Wheelchair Medical Transport
Blog - Wheelchair or Elderly - Living and staying mobile in Greater Houston
Are you responsible for an aging parent?
Do yourself a favor by being proactive around your parents' home and look out for any potential safety issues.
You will be ensuring yourself some peaceful sleep for the future. Take an afternoon and do a simple walk-through inspection. When you are finished – you will have a significant list of tems that require your attention.
Mother, when she was still alive, enjoyed the extra-long phone cord she had installed, so she could transport her bulky land-line telephone all around the house. The only problem was that she never left it in the same place – so picture a little lady with house slippers, and eyeglasses on the tip of her nose, searching around to find a ringing phone. She was forever getting a snake-like cord trapped around her ankles. On those occasions where I happened to be there - I would leap to save her from a potential fall. However, those times when I was not around - I used to lay awake at night picturing a bathroom run and her falling headfirst, or slipping in the bathtub. I even imagined her being a victim of a burglary or some other crime, forgetting to lock her door at night, or slipping on the wet porch on the way to fetch the newspaper.
Now that I think about it – I should have walked through the house jotting down a list of safety items my brother's and I needed to tackle. Instead, I aged myself 10 years, chewed off my nails, and called her frequently at night before I went to bed - "Mother- you okay? I'm just checking on you".
Since we have embraced this market, I felt compelled to share some helpful tips, after all, my family has learned so much from providing care for parents, aunts, and uncles. If you have any tips to add, just email them over; and we will include them along with your name.
- Store, sell, or donate any unnecessary or unused furniture in order to provide ample space for walkers or wheelchairs.
- Glass tabletops, especially those with sharp corners need to be padded or even removed.
- Test furniture for stabilization, or loose screws – especially if they are timeworn. If there are pieces used on a daily basis - say a dresser or vanity, then, it may be a good idea to secure those to the wall in order to prevent tipping or falling over.
- Those favored chairs and sofas will be much easier to get up from once you elevate them with wooded platforms. Ideally, when the edge of the chair or sofa is even with the back of their knees – it makes for an easier transition.
- Be kind to your parents and provide adequate light bulbs for their reading or sewing, lighting timers are widely available; and automatic lights, inside and outside are easy to install. Non-stimulating amber night-lights are necessary.
Bathroom and Bedroom
- Fire and Carbon Monoxide alarms should be tested and working properly.
- Non-Skid flooring and slip guards for flooring and carpets.
- Grab rails, shower chairs, and shower wands are great features to add to the bathroom.
- Extension Cords, phone or lamp cords. First, be sure the wattage is adequate for the appliance or tool used; there is a wide variety of cable sleeves, looms, ties, clamps, wraps and fasteners; just visit your local hardware store.

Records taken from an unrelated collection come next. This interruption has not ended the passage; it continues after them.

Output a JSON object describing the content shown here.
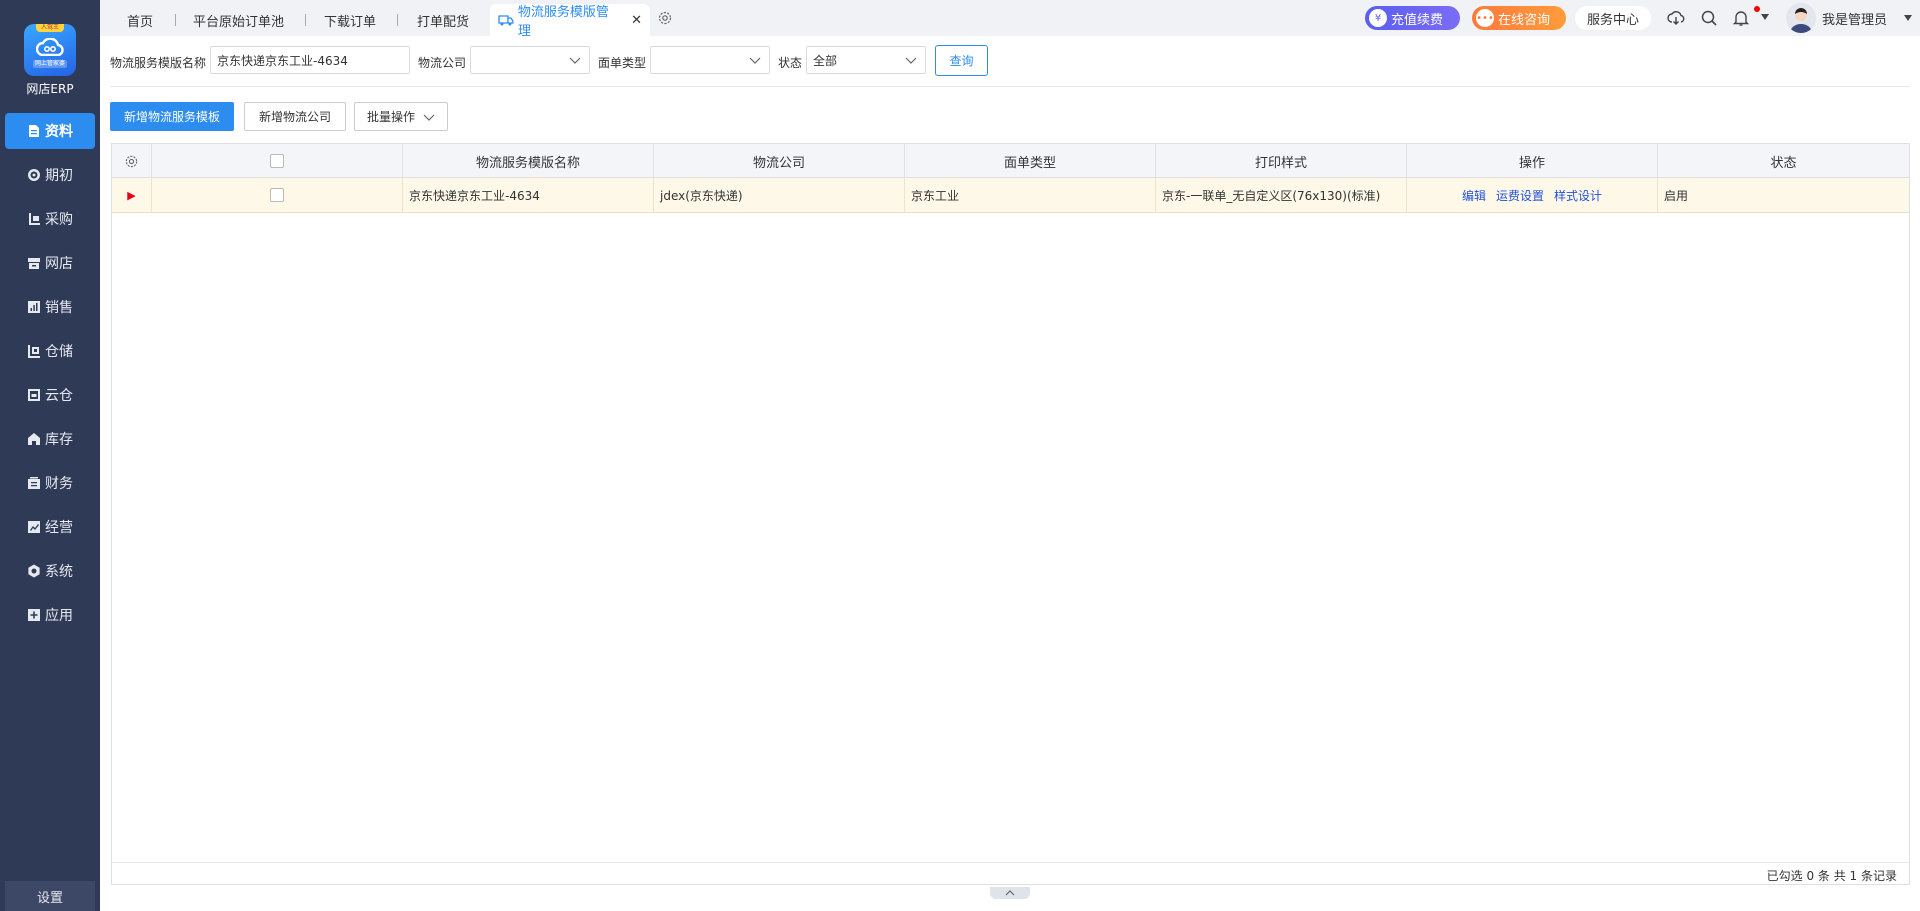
{
  "app": {
    "logo_badge": "人驾王",
    "logo_tag": "网上管家婆",
    "logo_title": "网店ERP"
  },
  "sidebar": {
    "items": [
      {
        "label": "资料",
        "icon": "document-icon",
        "active": true
      },
      {
        "label": "期初",
        "icon": "target-icon"
      },
      {
        "label": "采购",
        "icon": "purchase-icon"
      },
      {
        "label": "网店",
        "icon": "store-icon"
      },
      {
        "label": "销售",
        "icon": "chart-icon"
      },
      {
        "label": "仓储",
        "icon": "warehouse-icon"
      },
      {
        "label": "云仓",
        "icon": "cloud-warehouse-icon"
      },
      {
        "label": "库存",
        "icon": "home-icon"
      },
      {
        "label": "财务",
        "icon": "finance-icon"
      },
      {
        "label": "经营",
        "icon": "trend-icon"
      },
      {
        "label": "系统",
        "icon": "settings-icon"
      },
      {
        "label": "应用",
        "icon": "plus-square-icon"
      }
    ],
    "settings_label": "设置"
  },
  "tabs": {
    "home": "首页",
    "order_pool": "平台原始订单池",
    "download_orders": "下载订单",
    "print_ship": "打单配货",
    "active": "物流服务模版管理",
    "close": "✕"
  },
  "header": {
    "recharge": "充值续费",
    "consult": "在线咨询",
    "service_center": "服务中心",
    "user_name": "我是管理员"
  },
  "filter": {
    "template_name_label": "物流服务模版名称",
    "template_name_value": "京东快递京东工业-4634",
    "company_label": "物流公司",
    "company_value": "",
    "waybill_type_label": "面单类型",
    "waybill_type_value": "",
    "status_label": "状态",
    "status_value": "全部",
    "query_button": "查询"
  },
  "actions": {
    "add_template": "新增物流服务模板",
    "add_company": "新增物流公司",
    "batch": "批量操作"
  },
  "table": {
    "columns": [
      "物流服务模版名称",
      "物流公司",
      "面单类型",
      "打印样式",
      "操作",
      "状态"
    ],
    "rows": [
      {
        "template_name": "京东快递京东工业-4634",
        "company": "jdex(京东快递)",
        "waybill_type": "京东工业",
        "print_style": "京东-一联单_无自定义区(76x130)(标准)",
        "ops": [
          "编辑",
          "运费设置",
          "样式设计"
        ],
        "status": "启用"
      }
    ],
    "footer": "已勾选 0 条  共 1 条记录"
  },
  "colors": {
    "primary": "#2d8cf0",
    "sidebar": "#2f3a57",
    "row_highlight": "#fdf8e8",
    "marker": "#e60012"
  }
}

- Watch alarms are a great way to remind family to lock the doors, take medication, or turn on the security alarm system before retiring for the night.
Remember, this is just a quick list for you and your siblings to tackle over a weekend. Fortunately, the U.S Department of Health and Human Services, The FDA, and the State Office for Aging publish a more in-depth list of items to consider.
Also, the FDA – offers an email alert to anyone who signs up – get the latest information gathered by the FDA on which products have been recalled or issued a safety alert. Sign up at http://www.fda.gov/Safety/Recalls/default.htm